In my recent Comparative Theology, in the section discussing comparative theologians, I had occasion to refer to Fr Panikkar’s work: “Panikkar’s decision to entangle his Christian faith and theology inside the Hinduism which he inhabits demonstrates a version of the intense, engaged learning that in my view is essential to comparative theology. His preferred “mutual inhabitation” seems to me a worthy goal, the price of the engaged model of comparative theological practice… Intense particularity, becoming a part of that other tradition in some way, is the goal, rather than elegance in explanation. While we do well to avoid the wise persona he assumes in works such as The Intrareligious Dialogue — as if the comparativist, the wise man, sees what no one else sees, rising beyond each of the religions compared — I am sympathetic with his insight into how each religion is necessarily chastened and humbled by the truths of other religions. Even his idiosyncratic vocabulary suggests that his mode of intense reflection cannot be easily explained in the settled vocabulary of one or another tradition. It is nearly impossible to read Panikkar without paying special attention to the author as someone who, ever the poet, crafts his own wise speech. Panikkar wants to inspire his readers likewise to reflect on their personal location and personal choices, as they encounter the mystery of God, in person, in their embodied reality.
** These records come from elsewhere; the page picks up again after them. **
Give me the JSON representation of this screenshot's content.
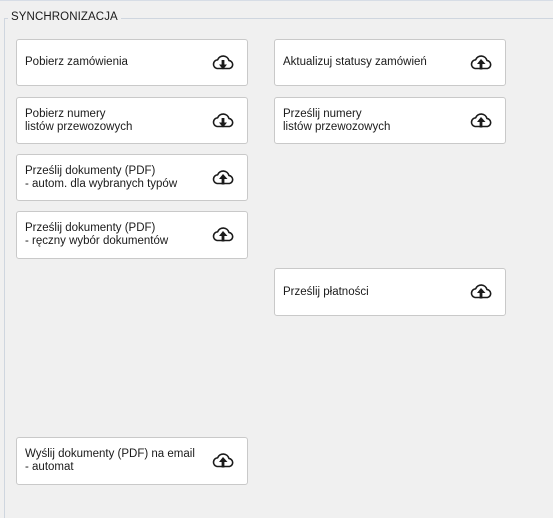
{
  "group": {
    "title": "SYNCHRONIZACJA"
  },
  "buttons": {
    "get_orders": {
      "label": "Pobierz zamówienia",
      "icon": "cloud-download-icon"
    },
    "get_waybills": {
      "label": "Pobierz numery\nlistów przewozowych",
      "icon": "cloud-download-icon"
    },
    "send_docs_auto": {
      "label": "Prześlij dokumenty (PDF)\n- autom. dla wybranych typów",
      "icon": "cloud-upload-icon"
    },
    "send_docs_manual": {
      "label": "Prześlij dokumenty (PDF)\n- ręczny wybór dokumentów",
      "icon": "cloud-upload-icon"
    },
    "email_docs_auto": {
      "label": "Wyślij dokumenty (PDF) na email\n- automat",
      "icon": "cloud-upload-icon"
    },
    "update_statuses": {
      "label": "Aktualizuj statusy zamówień",
      "icon": "cloud-upload-icon"
    },
    "send_waybills": {
      "label": "Prześlij numery\nlistów przewozowych",
      "icon": "cloud-upload-icon"
    },
    "send_payments": {
      "label": "Prześlij płatności",
      "icon": "cloud-upload-icon"
    }
  }
}
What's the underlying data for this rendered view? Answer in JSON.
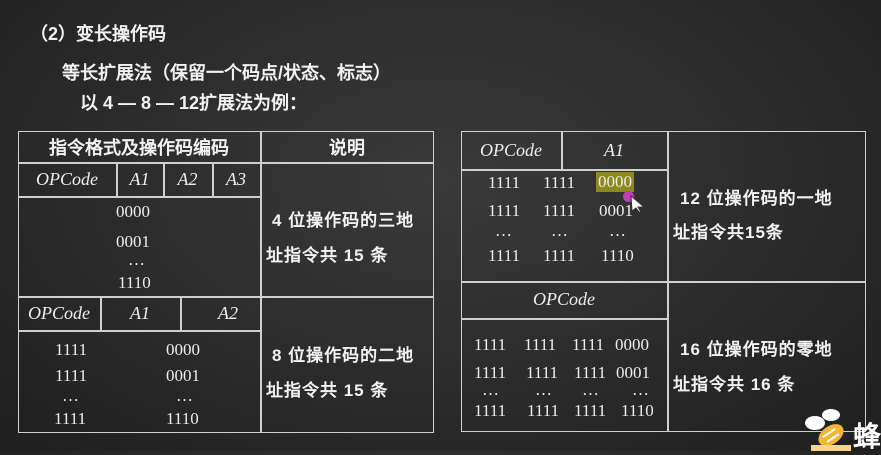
{
  "slide": {
    "section_title": "（2）变长操作码",
    "subtitle": "等长扩展法（保留一个码点/状态、标志）",
    "example_line": "以 4 — 8 — 12扩展法为例："
  },
  "left_table": {
    "header_format": "指令格式及操作码编码",
    "header_desc": "说明",
    "block1": {
      "fields": [
        "OPCode",
        "A1",
        "A2",
        "A3"
      ],
      "codes": [
        "0000",
        "0001",
        "…",
        "1110"
      ],
      "desc_line1": "4 位操作码的三地",
      "desc_line2": "址指令共 15 条"
    },
    "block2": {
      "fields": [
        "OPCode",
        "A1",
        "A2"
      ],
      "col1": [
        "1111",
        "1111",
        "…",
        "1111"
      ],
      "col2": [
        "0000",
        "0001",
        "…",
        "1110"
      ],
      "desc_line1": "8 位操作码的二地",
      "desc_line2": "址指令共 15 条"
    }
  },
  "right_table": {
    "block1": {
      "fields": [
        "OPCode",
        "A1"
      ],
      "col1": [
        "1111",
        "1111",
        "…",
        "1111"
      ],
      "col2": [
        "1111",
        "1111",
        "…",
        "1111"
      ],
      "col3": [
        "0000",
        "0001",
        "…",
        "1110"
      ],
      "desc_line1": "12 位操作码的一地",
      "desc_line2": "址指令共15条"
    },
    "block2": {
      "fields": [
        "OPCode"
      ],
      "col1": [
        "1111",
        "1111",
        "…",
        "1111"
      ],
      "col2": [
        "1111",
        "1111",
        "…",
        "1111"
      ],
      "col3": [
        "1111",
        "1111",
        "…",
        "1111"
      ],
      "col4": [
        "0000",
        "0001",
        "…",
        "1110"
      ],
      "desc_line1": "16 位操作码的零地",
      "desc_line2": "址指令共 16 条"
    }
  },
  "logo": {
    "text": "蜂"
  },
  "colors": {
    "highlight": "#8c8a1e",
    "cursor_dot": "#c23bbd",
    "chalk": "#cfcfcf"
  }
}
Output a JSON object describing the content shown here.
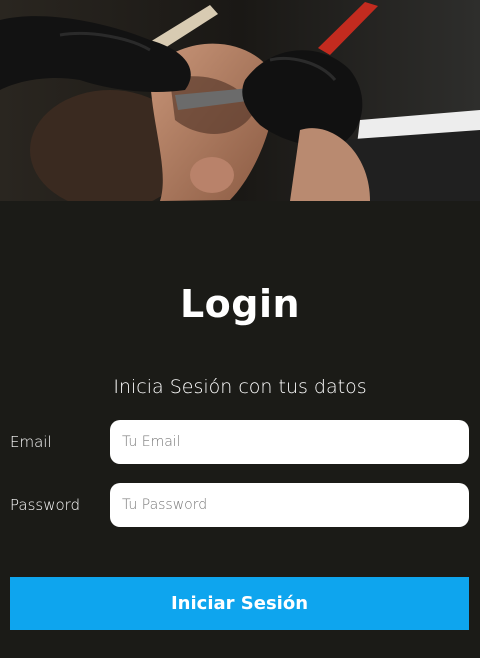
{
  "hero": {
    "image": "barber-shaving-photo"
  },
  "login": {
    "title": "Login",
    "subtitle": "Inicia Sesión con tus datos",
    "email": {
      "label": "Email",
      "placeholder": "Tu Email",
      "value": ""
    },
    "password": {
      "label": "Password",
      "placeholder": "Tu Password",
      "value": ""
    },
    "submit_label": "Iniciar Sesión"
  },
  "colors": {
    "background": "#1b1b17",
    "button": "#0ea5ee",
    "input_background": "#ffffff",
    "text": "#ffffff"
  }
}
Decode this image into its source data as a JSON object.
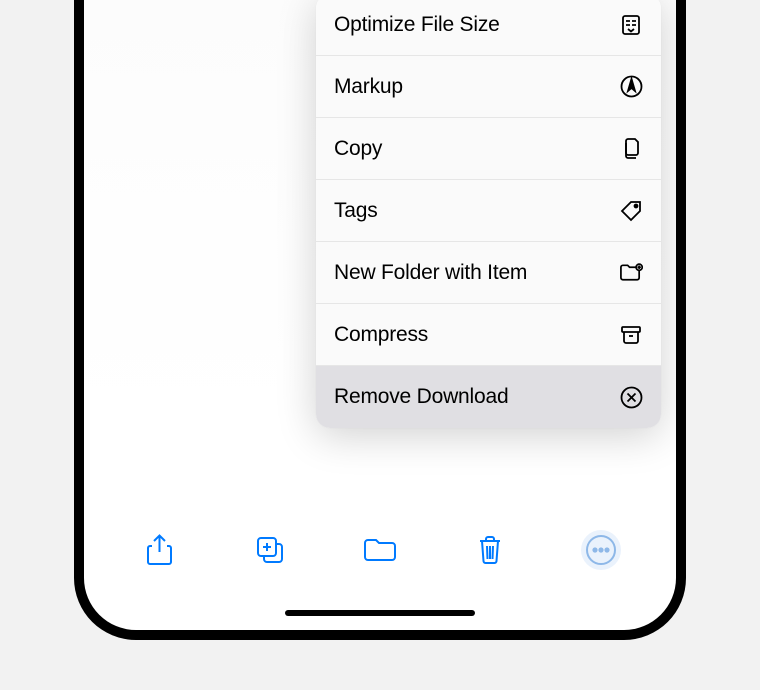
{
  "menu": {
    "items": [
      {
        "label": "Optimize File Size",
        "icon": "file-reduce"
      },
      {
        "label": "Markup",
        "icon": "markup"
      },
      {
        "label": "Copy",
        "icon": "copy"
      },
      {
        "label": "Tags",
        "icon": "tag"
      },
      {
        "label": "New Folder with Item",
        "icon": "folder-plus"
      },
      {
        "label": "Compress",
        "icon": "archive"
      },
      {
        "label": "Remove Download",
        "icon": "remove"
      }
    ]
  },
  "toolbar": {
    "buttons": [
      {
        "name": "share",
        "icon": "share"
      },
      {
        "name": "duplicate",
        "icon": "duplicate"
      },
      {
        "name": "move",
        "icon": "folder"
      },
      {
        "name": "delete",
        "icon": "trash"
      },
      {
        "name": "more",
        "icon": "more"
      }
    ]
  }
}
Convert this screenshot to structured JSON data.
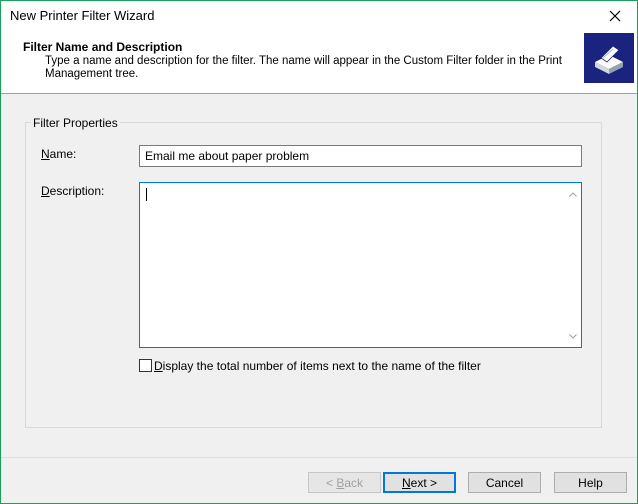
{
  "window": {
    "title": "New Printer Filter Wizard",
    "close_glyph": "✕"
  },
  "header": {
    "title": "Filter Name and Description",
    "description": "Type a name and description for the filter. The name will appear in the Custom Filter folder in the Print Management tree.",
    "icon": "printer-icon"
  },
  "group": {
    "legend": "Filter Properties"
  },
  "fields": {
    "name_label_mnemonic": "N",
    "name_label_rest": "ame:",
    "name_value": "Email me about paper problem",
    "description_label_mnemonic": "D",
    "description_label_rest": "escription:",
    "description_value": ""
  },
  "checkbox": {
    "label_mnemonic": "D",
    "label_rest": "isplay the total number of items next to the name of the filter",
    "checked": false
  },
  "buttons": {
    "back_prefix": "< ",
    "back_mnemonic": "B",
    "back_rest": "ack",
    "next_mnemonic": "N",
    "next_rest": "ext >",
    "cancel": "Cancel",
    "help": "Help"
  },
  "colors": {
    "accent": "#0078d7",
    "header_icon_bg": "#1a237e",
    "window_border": "#1aa05a"
  }
}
All of this attests to what may be a shared Catholic and Hindu sacramentality… It may be that [a Catholic study of] Hinduism [always has to do] with personal engagement, loss of independence in the presence of the other, and a rediscovery of ourselves again in the home where we began.” He was, is, a kind of personal mirror in which I ponder my own meditations on Hinduism and Catholicism.
Or, more eloquently, let me close with the ancient Upanisadic words that preface The Rhythm of Being: “That is Wholeness, this is Wholeness, / From Wholeness comes Wholeness, / If Wholeness is taken from Wholeness / Wholeness will remain.” To this divine Wholeness, Fr Panikkar was an eloquent witness, and his wisdom will remain. Amen.